These are the issues that need to be addressed first before we even think of making Assisted Dying legal. Moreover doctors are not trained to kill but trained to treat. There is something deeply wrong about asking them to turn into assisted killers, not least if they have sworn the Hippocratic oath; ‘First do no harm.’

And there really aren’t enough Harold Shipmans (thank goodness) to spawn such a perverse twist in the medical profession.

In the real world, doctors unofficially up the morphine/equivalent on a regular basis in a dying patient in the full knowledge that this will probably hasten the end, but the compassionate thing to do is ease the patients’ pain to the best of their ability. However they will seldom act against the wishes of the patient or their families (ie keep them alive at any cost), unless keeping them alive at any cost is the patient’s or familys' wish, particularly in a terminal case.

In many instances, it is plain for all to see, not just doctors, that the patient is fading away literally and losing their interest in the world and the dying is a natural process when someone reaches a certain point in a terminal illness, a natural process of letting go made easier by being as pain-free as possible in calm and caring surroundings.

However if we cannot guarantee the calmness and caringness of the surroundings or the total pain management, I believe that’s where a lot of the fear creeps in, whether rational or irrational. This society also seems to have lost its ability to deal with death and dying per se. Hence palliative and geriatric care units are often under-resourced, compared to children’s or heart departments, where there are higher chances of happier outcomes and greater success rates. Cottage hospitals – ideal for the dying – continue to be closed in their droves with their human contents transferred to vast impersonal general hospital blocks where they are more likely to be ignored or overlooked rather than properly nursed and comforted.

Finally there will never be a shortage of greedy relations out there, not to mention insecure elderly people (sometimes in the same family) who fear they are ‘a burden’, whether or not that is a figment of their imagination. Who will protect the vulnerable patient from having assisted dying foisted upon them or being scared or coerced into it as being ‘for the best’, whether or not they are competent or confident enough to express their own true wishes?

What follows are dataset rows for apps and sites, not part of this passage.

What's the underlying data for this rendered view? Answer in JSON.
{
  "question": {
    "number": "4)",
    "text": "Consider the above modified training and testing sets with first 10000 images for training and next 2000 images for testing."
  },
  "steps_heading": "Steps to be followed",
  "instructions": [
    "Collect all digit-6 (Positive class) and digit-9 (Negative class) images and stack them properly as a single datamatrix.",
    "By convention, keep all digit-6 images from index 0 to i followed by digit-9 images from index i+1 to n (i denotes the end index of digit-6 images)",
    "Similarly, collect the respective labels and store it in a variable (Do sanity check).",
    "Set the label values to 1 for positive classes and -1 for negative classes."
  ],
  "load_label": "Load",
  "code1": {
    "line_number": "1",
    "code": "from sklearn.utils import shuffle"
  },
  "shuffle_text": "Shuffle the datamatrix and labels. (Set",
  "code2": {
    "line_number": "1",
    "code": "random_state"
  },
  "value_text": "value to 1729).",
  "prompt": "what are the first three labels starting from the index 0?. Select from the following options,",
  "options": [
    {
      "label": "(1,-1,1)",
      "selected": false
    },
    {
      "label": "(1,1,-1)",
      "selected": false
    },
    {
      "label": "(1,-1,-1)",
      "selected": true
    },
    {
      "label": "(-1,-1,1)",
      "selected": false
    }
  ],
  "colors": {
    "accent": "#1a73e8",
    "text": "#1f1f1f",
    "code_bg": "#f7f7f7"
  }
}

More outrageously we might even begin to hear of the loving grandparent suffering no more than the usual minor ailments of ageing who knows that the only way for their grandchild to afford to go to university would be for the grandparent to die and pass on their inheritance early and because Assisted Suicide has become legally and socially acceptable by then, no one bats an eyelid when they request medical assistance. As for the grandchild, they wouldn’t even have to send a thank you letter for this supreme act of sacrifice! You do get parents and grandparents who will go to extraordinary lengths to ensure their offspring never hear the word ‘No’ these days.

So my message to the government is to hold fire on an Assisted Dying Act until all of the above are fully considered and debated, not to mention the moral and religious angles. For now the law is far better left to judge on a case-by-case basis where a loved one has helped another loved one die, and use their discretion as to whether each case is murder, coercion-in-disguise or a genuine act of compassion in accordance with their late loved one’s wishes